Janet Gaynor as The Wife

Silent movies require a different commitment than a regular movie experience, and that’s not always easy to offer. Even more difficult is to judge the performances that the actors give in such film. Most of the times we don’t see the words on their lips and we can only guess how that certain line from the title card might’ve sounded like. It’s a different movie environment, but when it comes to my rating/ranking I promise I try to stay objective.

Janet Gaynor plays the wife of a farmer, in what is one of her three nominated performances for this Oscar year. She represents the good female character, as opposed to the mistress, and she’s generally presented as a quiet, modest, pretty, supportive wife. As the story takes place in about 24 hours, she goes from being the possible victim of a murder plot to a woman rediscovering the love for her husband and becoming again the object of his affection.

The role is a clichĂ©, no doubt about it, and I would’ve rather seen a film about the Woman from the city, but one can’t deny the fact that Janet does give some warmth to the performance and somehow, at least in the beginning, makes us sympathise with this woman and feel sorry for her. Her face is very expressive and, benefiting from a great direction, the camera is always on her at the right time.

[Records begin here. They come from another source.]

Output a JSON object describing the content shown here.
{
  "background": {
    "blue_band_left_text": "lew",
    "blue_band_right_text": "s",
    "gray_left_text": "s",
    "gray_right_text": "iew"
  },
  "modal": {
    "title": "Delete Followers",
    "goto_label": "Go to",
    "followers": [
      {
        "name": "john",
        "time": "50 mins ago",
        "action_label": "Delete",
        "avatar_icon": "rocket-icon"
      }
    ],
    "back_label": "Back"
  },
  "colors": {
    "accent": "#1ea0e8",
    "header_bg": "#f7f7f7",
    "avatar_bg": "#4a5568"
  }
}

But this is mostly on Janet because the screenplay really does offer too little. In the dramatic scenes, she shines through the emotion displayed; but the more comedic ones are a bit silly and make for too much of a sudden change from the dramatically-charged beginning. The performance is inconsistent because the screenplay goes from giving her little to giving her almost nothing to work with. Her smile and her tears are winning the sympathy of the audience, and you can definitely feel her fear in the first boat scene. But the performance doesn’t have a solid writing to depend on and Janet’s charming way of acting can only do so much. I will go with for this performance, and I swear the blonde wig had no influence on my final judging.

EDIT: The rating for this performance has been changed to a before final conclusions. There are some real honest emotions in the performance.